October, the month when homesteaders everywhere take stock. Now is the time when you find yourself in your root cellar counting sacks of potatoes and jars of tomatoes. This is the moment when you open the freezer, just to see how many berries you actually managed to freeze, amongst all of that July eating you did.
Now is the time when you look upon your woodpile, and wonder, can we really keep the home-fires burning all winter long? And before you admire your hard-work, before you appreciate your dedicated efforts and pat yourself on the back, the first question that arises is, did we do enough? Did we chop enough wood and grow enough potatoes?

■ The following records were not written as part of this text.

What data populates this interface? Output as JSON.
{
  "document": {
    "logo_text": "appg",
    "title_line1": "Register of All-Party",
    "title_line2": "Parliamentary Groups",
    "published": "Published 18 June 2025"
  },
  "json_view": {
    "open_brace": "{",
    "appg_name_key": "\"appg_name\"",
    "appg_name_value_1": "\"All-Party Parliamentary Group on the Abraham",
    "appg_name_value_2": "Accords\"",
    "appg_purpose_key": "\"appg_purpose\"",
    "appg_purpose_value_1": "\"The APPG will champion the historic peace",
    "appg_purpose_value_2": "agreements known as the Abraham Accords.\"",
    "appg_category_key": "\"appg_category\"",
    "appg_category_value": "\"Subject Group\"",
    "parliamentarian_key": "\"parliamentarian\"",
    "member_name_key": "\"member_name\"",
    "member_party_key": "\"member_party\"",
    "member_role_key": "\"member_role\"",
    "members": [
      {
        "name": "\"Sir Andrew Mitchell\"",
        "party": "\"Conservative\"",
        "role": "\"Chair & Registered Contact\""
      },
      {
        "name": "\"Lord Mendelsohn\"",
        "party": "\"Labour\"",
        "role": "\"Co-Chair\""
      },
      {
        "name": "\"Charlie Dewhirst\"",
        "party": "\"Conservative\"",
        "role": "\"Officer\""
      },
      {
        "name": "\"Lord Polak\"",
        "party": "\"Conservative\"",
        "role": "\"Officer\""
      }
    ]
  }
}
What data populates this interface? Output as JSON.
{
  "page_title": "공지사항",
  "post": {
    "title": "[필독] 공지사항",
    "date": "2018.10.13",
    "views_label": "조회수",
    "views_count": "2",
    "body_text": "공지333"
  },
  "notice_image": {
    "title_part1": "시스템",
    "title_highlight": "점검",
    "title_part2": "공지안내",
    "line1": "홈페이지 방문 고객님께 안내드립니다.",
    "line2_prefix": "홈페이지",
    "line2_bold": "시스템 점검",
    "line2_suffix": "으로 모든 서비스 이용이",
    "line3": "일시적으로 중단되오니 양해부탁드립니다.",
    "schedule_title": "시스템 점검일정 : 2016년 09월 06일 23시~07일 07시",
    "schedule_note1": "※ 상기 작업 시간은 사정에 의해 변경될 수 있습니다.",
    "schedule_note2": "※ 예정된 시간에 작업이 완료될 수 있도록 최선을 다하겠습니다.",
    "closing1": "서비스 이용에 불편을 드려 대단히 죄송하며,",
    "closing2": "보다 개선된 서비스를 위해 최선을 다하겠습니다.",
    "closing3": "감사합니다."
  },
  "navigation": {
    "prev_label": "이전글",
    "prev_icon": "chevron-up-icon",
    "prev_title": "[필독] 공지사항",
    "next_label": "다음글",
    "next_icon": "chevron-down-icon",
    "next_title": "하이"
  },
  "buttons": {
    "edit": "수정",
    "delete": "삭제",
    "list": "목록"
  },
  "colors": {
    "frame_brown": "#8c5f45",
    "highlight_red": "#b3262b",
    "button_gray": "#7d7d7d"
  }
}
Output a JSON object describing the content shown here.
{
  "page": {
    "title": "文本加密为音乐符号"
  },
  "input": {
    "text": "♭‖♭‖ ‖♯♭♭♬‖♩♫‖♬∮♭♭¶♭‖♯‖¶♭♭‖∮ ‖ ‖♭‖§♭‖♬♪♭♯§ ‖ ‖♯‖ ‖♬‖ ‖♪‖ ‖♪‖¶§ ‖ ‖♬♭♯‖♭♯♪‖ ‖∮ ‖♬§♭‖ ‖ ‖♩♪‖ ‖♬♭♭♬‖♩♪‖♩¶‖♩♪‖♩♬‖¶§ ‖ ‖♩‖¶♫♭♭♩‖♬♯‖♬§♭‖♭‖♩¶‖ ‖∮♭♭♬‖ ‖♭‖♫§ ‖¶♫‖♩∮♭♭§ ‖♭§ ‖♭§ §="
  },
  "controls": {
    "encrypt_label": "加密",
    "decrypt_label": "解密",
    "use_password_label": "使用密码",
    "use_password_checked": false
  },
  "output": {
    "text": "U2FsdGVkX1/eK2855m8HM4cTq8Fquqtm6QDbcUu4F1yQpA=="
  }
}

Did we preserve enough pickles, make enough jam, dry enough herbs? And when no answer comes (because one never seems to) you simply have to be okay with what you did, and you have to say to yourself, we did what we could, and, it is enough.
And later that evening, when you are sipping your tea and warming yourself by the wood-stove, you have to feel grateful that you live in a place where there are grocery stores just down the way that will have potatoes for you to buy, when your own supply runs out. And then you marvel at the incredible strength of those who do not have this option. Because there are still places in the world where ‘doing enough’ has a very different meaning. And suddenly you recognize what a privileged life you do live, and you find yourself on your knees with gratitude for all that you have, and there is nothing left to want or need, except the same for every soul living on this good earth, and then you utter a silent prayer: Let there be enough for everyone, everywhere, always.
Yes, this good earth, she is still offering us so much bounty, even as the days shorten and the nights lengthen and there is a chill in the morning air, the garden is still growing. And every evening when I am down in the garden, collecting greens for our dinner, I find myself singing my gratitude to this land.
Whispering my thank you’s to the nasturtium and the lettuce leaves.
And celebrating their green goodness in my cupped hands.
And while I am picking greens and giving thanks to the stemmed and petaled ones, Mark and Cohen are out in the forest collecting basketfuls of chanterelles.
And when Mark is not wandering through the deep woods alongside Cohen, with a basket full of mushrooms and our trusty hound, he is baking bread.
Lots and lots of bread.
Bread that he is loading into the car and taking to the local markets, or selling directly from his oven on the farm on Friday afternoons, to the local people and their horses.
And the people appear to be falling rather in love with his bread, for they are coming up to him in the most random of places (bank line ups and hiking trails) and saying things like, “Oh You’re That Amazing Bread Guy.” ( eh eh). And each time it happens, I blush and feel my heart swell with pride. My good man, “The Amazing Bread Guy.”
And while Mark and his bread are getting more amazing, Katie has been busy making Nocino. And for those of you who have been following us along here, you will remember that Nocino is an Italian aperitif made from green walnuts, which Katie and I have been steeping in the summer-sun since June. And, now that the sun is retiring in the autumn sky, the steeping is complete and it is time to bottle. And so bottle we did!
And for those of you who don’t know, Katie is a food and drink alchemist, and working under her tutelage is really quite an honour.
One can just gaze upon these bottles and feel their magical properties. According to Katie they will be ready to drink by Christmas, but will only get better with age. Oh and speaking of magical elixirs, my dear friend Jessie and I spent a beautiful afternoon making Rosehip Honey Syrup~ which is equal parts Rosehips to Honey Grove Honey, distilled into a sweet and nourishing immune tonic for the winter months.
And I must admit that even the process of making it was a nourishing experience, gathering plump rosehips, on a sunny morning by the sea side with our dog friends.
For winter is coming, and nourishment will be essential in the cold months to come. Of course you would not know it (that winter is coming) for there are flowers still blooming.
And bouquets being made and sold alongside Mark’s bread on Fridays.
And while some plants continue to flower, others have turned back into seeds.
Seeds, beautiful seeds.
For like me, they are not sure when to stop either, or when it is enough? Of course, whenever I find myself in doubt (which is often) I just go and find my dearest Dog Friend, and he offers me his secret of the universe, which has something to do with “acceptance of all that is, and not to worry,” and well, once I hear it, I can rest, for the moment at least.
And now, from the edge of this autumnal fir-wood, I bid you farewell, for there is a tree full of apples that is calling my name, and a local bear, who might have already got there before me.
Blessings From The Honey Grove Harvest,
Nao, Mark, Gus, Cohen, Katie and All at Honey Grove~